Reflection: Trust and Respect Introducing Delta Math and Getting Better at Solving Equations - Section 2: Work Time: Practice Solving Linear Equations


Here's a confession I have to make: I'm a pretty soft grader of student work.  More specifically, when I look at a student's work, I always emphasize everything they've done right.  This applies to solving equations, word problems, and grappling with any tasks I assign.
With that in mind, an algebra curriculum is full of times when solutions just have to be right.  When students are asked specifically to round a solution, reduce a fraction to lowest terms, or understand that -4 is a different solution to an equation than 4, there can't be any gray area.  My students and I will look at the results of Linear Practice #1, and we'll notice that many of the errors come down to the sign of the solution.  Today, kids get a chance to practice and to think about how they're going to improve on Linear Practice #2.
Working on a computer is a chance to see when right is right.  When students work on Delta Math assignments like the one I've assigned today, only the right answer will be accepted.  The computer has no personality, and there's no arguing with it about being "almost right."  If they haven't gotten it elsewhere, students see the importance of getting their +/- signs right when they're solving equations.  There are also exercises where students are asked to answer with a fraction in lowest terms, rather than a decimal value, and again, there's no arguing with the computer when it doesn't get the answer it's looking for.
The cool thing that happens here is that kids see me as the good guy - who can help them figure out what that picky computer is looking for, identifying mistakes and figuring out how to get things right.  It's us versus the machines, and although I'm able to say, "Hey, you did this and that right, but what about that negative sign there?" students see that they're going to have to figure this out to get five correct answers in a row.
Whenever we think about using computers in a classroom, it's important to recognize that they're just one of many available tools, and that like any tool, they are uniquely good at helping us achieve certain goals.
Regarding the equations that have fractions for solutions, it's also useful for kids to see there the "/" key is.  We're able to talk about how a fraction is the relationship of two numbers by division, and when we press that key to create a fraction, we're noticing that fractions and division problems are the same thing.

  Mean Computer, Nice Teacher
  Trust and Respect: Mean Computer, Nice Teacher
Loading resource...

Introducing Delta Math and Getting Better at Solving Equations

Unit 5: Statistics
Lesson 3 of 20
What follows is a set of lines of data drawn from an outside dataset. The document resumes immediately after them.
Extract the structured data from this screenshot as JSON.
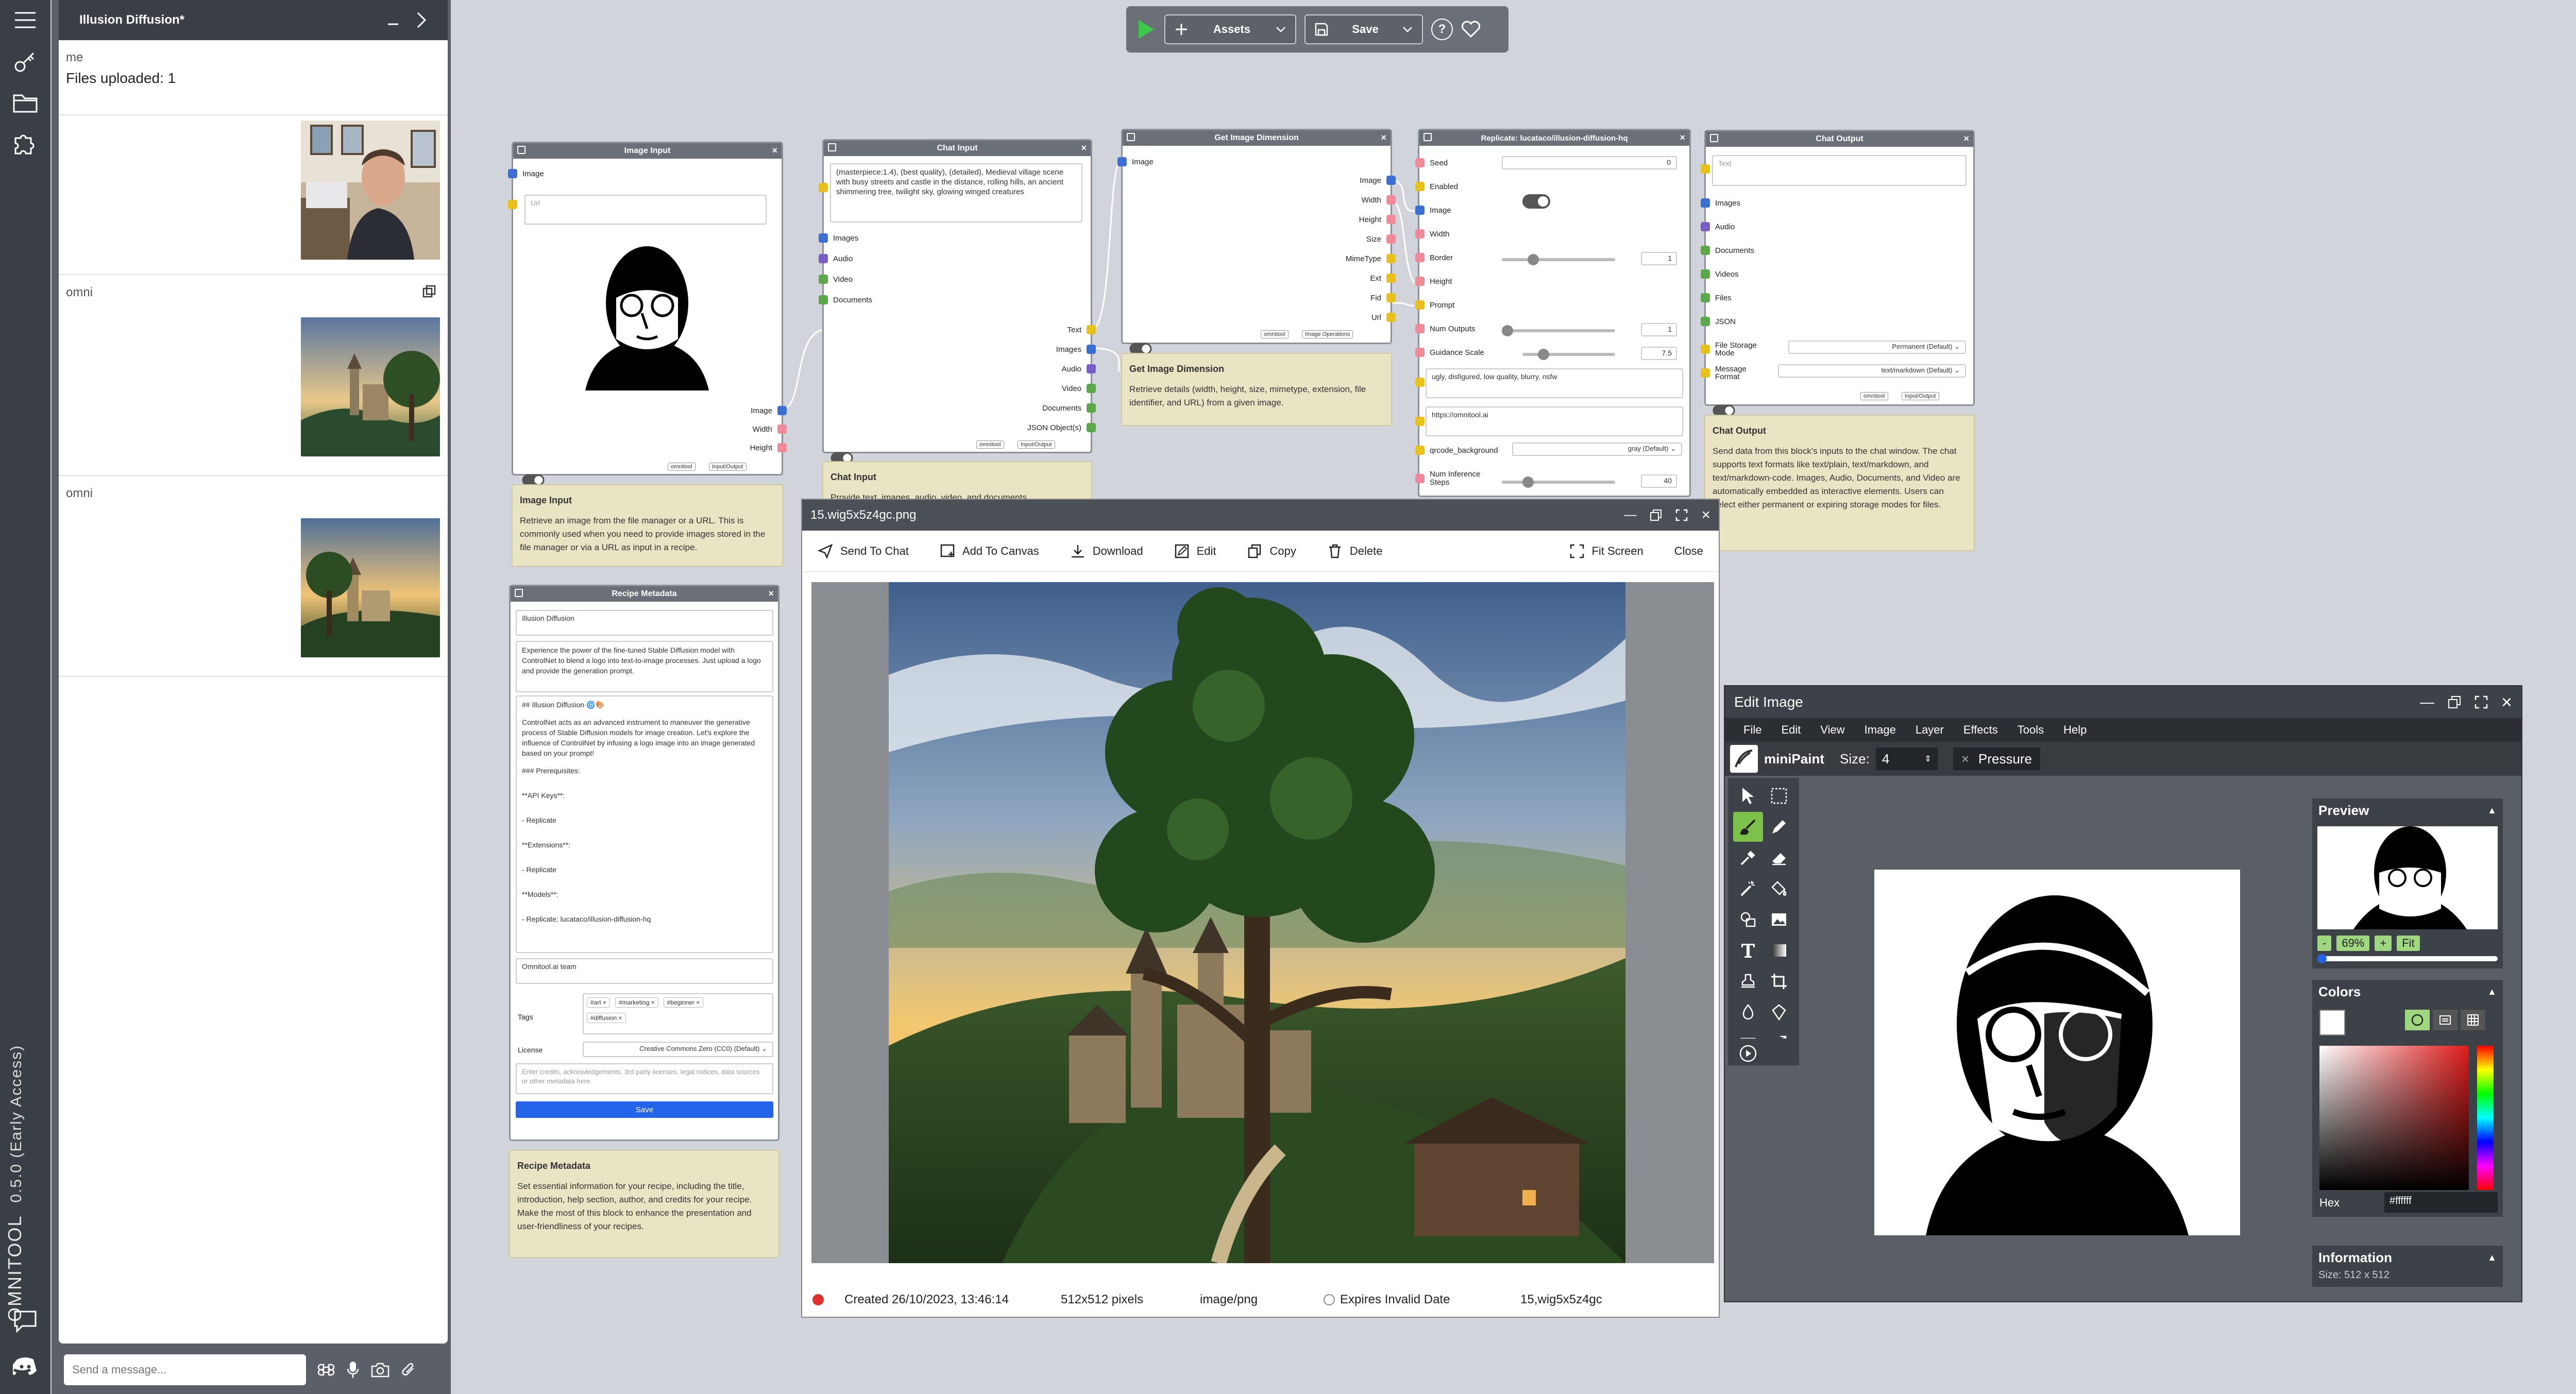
{
  "app": {
    "brand": "OMNITOOL",
    "version": "0.5.0 (Early Access)"
  },
  "chat": {
    "title": "Illusion Diffusion*",
    "messages": [
      {
        "who": "me",
        "text": "Files uploaded: 1"
      },
      {
        "who": "omni",
        "text": ""
      },
      {
        "who": "omni",
        "text": ""
      }
    ],
    "input_placeholder": "Send a message..."
  },
  "toolbar": {
    "assets_label": "Assets",
    "save_label": "Save",
    "help": "?"
  },
  "nodes": {
    "image_input": {
      "title": "Image Input",
      "port_in": "Image",
      "url_placeholder": "Url",
      "ports_out": [
        "Image",
        "Width",
        "Height"
      ],
      "badges": [
        "omnitool",
        "Input/Output"
      ],
      "info_title": "Image Input",
      "info_text": "Retrieve an image from the file manager or a URL. This is commonly used when you need to provide images stored in the file manager or via a URL as input in a recipe."
    },
    "chat_input": {
      "title": "Chat Input",
      "prompt": "(masterpiece:1.4), (best quality), (detailed), Medieval village scene with busy streets and castle in the distance, rolling hills, an ancient shimmering tree, twilight sky, glowing winged creatures",
      "ports_in": [
        "Images",
        "Audio",
        "Video",
        "Documents"
      ],
      "ports_out": [
        "Text",
        "Images",
        "Audio",
        "Video",
        "Documents",
        "JSON Object(s)"
      ],
      "badges": [
        "omnitool",
        "Input/Output"
      ],
      "info_title": "Chat Input",
      "info_text": "Provide text, images, audio, video, and documents"
    },
    "get_image_dimension": {
      "title": "Get Image Dimension",
      "port_in": "Image",
      "ports_out": [
        "Image",
        "Width",
        "Height",
        "Size",
        "MimeType",
        "Ext",
        "Fid",
        "Url"
      ],
      "badges": [
        "omnitool",
        "Image Operations"
      ],
      "info_title": "Get Image Dimension",
      "info_text": "Retrieve details (width, height, size, mimetype, extension, file identifier, and URL) from a given image."
    },
    "replicate": {
      "title": "Replicate: lucataco/illusion-diffusion-hq",
      "fields": [
        {
          "label": "Seed",
          "value": "0"
        },
        {
          "label": "Enabled",
          "value": ""
        },
        {
          "label": "Image",
          "value": ""
        },
        {
          "label": "Width",
          "value": ""
        },
        {
          "label": "Border",
          "value": "1"
        },
        {
          "label": "Height",
          "value": ""
        },
        {
          "label": "Prompt",
          "value": ""
        },
        {
          "label": "Num Outputs",
          "value": "1"
        },
        {
          "label": "Guidance Scale",
          "value": "7.5"
        }
      ],
      "negative": "ugly, disfigured, low quality, blurry, nsfw",
      "url": "https://omnitool.ai",
      "qrcode_label": "qrcode_background",
      "qrcode_value": "gray (Default)",
      "steps_label": "Num Inference Steps",
      "steps_value": "40"
    },
    "chat_output": {
      "title": "Chat Output",
      "text_placeholder": "Text",
      "ports_in": [
        "Images",
        "Audio",
        "Documents",
        "Videos",
        "Files",
        "JSON"
      ],
      "storage_label": "File Storage Mode",
      "storage_value": "Permanent (Default)",
      "format_label": "Message Format",
      "format_value": "text/markdown (Default)",
      "badges": [
        "omnitool",
        "Input/Output"
      ],
      "info_title": "Chat Output",
      "info_text": "Send data from this block's inputs to the chat window. The chat supports text formats like text/plain, text/markdown, and text/markdown-code. Images, Audio, Documents, and Video are automatically embedded as interactive elements. Users can select either permanent or expiring storage modes for files."
    },
    "recipe_metadata": {
      "title": "Recipe Metadata",
      "name": "Illusion Diffusion",
      "intro": "Experience the power of the fine-tuned Stable Diffusion model with ControlNet to blend a logo into text-to-image processes. Just upload a logo and provide the generation prompt.",
      "help_lines": [
        "## Illusion Diffusion 🌀🎨",
        "ControlNet acts as an advanced instrument to maneuver the generative process of Stable Diffusion models for image creation. Let's explore the influence of ControlNet by infusing a logo image into an image generated based on your prompt!",
        "### Prerequisites:",
        "**API Keys**:",
        "- Replicate",
        "**Extensions**:",
        "- Replicate",
        "**Models**:",
        "- Replicate: lucataco/illusion-diffusion-hq"
      ],
      "author": "Omnitool.ai team",
      "tags_label": "Tags",
      "tags": [
        "#art",
        "#marketing",
        "#beginner",
        "#diffusion"
      ],
      "license_label": "License",
      "license_value": "Creative Commons Zero (CC0) (Default)",
      "credits_placeholder": "Enter credits, acknowledgements, 3rd party licenses, legal notices, data sources or other metadata here.",
      "save_label": "Save",
      "info_title": "Recipe Metadata",
      "info_text": "Set essential information for your recipe, including the title, introduction, help section, author, and credits for your recipe. Make the most of this block to enhance the presentation and user-friendliness of your recipes."
    }
  },
  "viewer": {
    "filename": "15.wig5x5z4gc.png",
    "tools": [
      "Send To Chat",
      "Add To Canvas",
      "Download",
      "Edit",
      "Copy",
      "Delete"
    ],
    "fullscreen": "Fit Screen",
    "close": "Close",
    "footer": {
      "created": "Created 26/10/2023, 13:46:14",
      "size": "512x512 pixels",
      "mime": "image/png",
      "expires": "Expires Invalid Date",
      "id": "15,wig5x5z4gc"
    }
  },
  "editor": {
    "title": "Edit Image",
    "menu": [
      "File",
      "Edit",
      "View",
      "Image",
      "Layer",
      "Effects",
      "Tools",
      "Help"
    ],
    "app_name": "miniPaint",
    "size_label": "Size:",
    "size_value": "4",
    "pressure": "Pressure",
    "preview_title": "Preview",
    "zoom": "69%",
    "zoom_minus": "-",
    "zoom_plus": "+",
    "fit": "Fit",
    "colors_title": "Colors",
    "hex_label": "Hex",
    "hex_value": "#ffffff",
    "info_title": "Information",
    "info_partial": "Size: 512 x 512"
  },
  "colors": {
    "port_blue": "#3b6fd4",
    "port_yellow": "#e8c21b",
    "port_red": "#f08a98",
    "port_purple": "#7a5cc9",
    "port_green": "#5aa84a",
    "accent": "#2563eb"
  }
}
Objective: SWBAT practice solving linear equations as we seek to answer the question - how can you get better at this?

Big Idea: We head to the computer lab and use an online tool that generates as many practice exercises as students need.

  Print Lesson
4 teachers like this lesson
introducing delta math
Similar Lessons
Inequalities: The Next Generation
12th Grade Math » Polynomial and Rational Functions
Big Idea: Does the zero product property work for inequalities?
Troy, MI
Environment: Suburban
Tim  Marley
Addition and Subtraction One Step Equations
Algebra I » Linear Equations
Big Idea: Students will formalize their understanding of the algebraic properties of equality by solving equations using addition and subtraction.
Washington, DC
Environment: Urban
Noelani Davis
Working at the Ice Cream Stand
Algebra I » Multiple Representations: Situations, Tables, Graphs, and Equations
Big Idea: How long should an employee's shift be? Students determine possible shift lengths to satisfy an equation.
Boston, MA
Environment: Urban
Amanda Hathaway
Something went wrong. See details for more info
Nothing to upload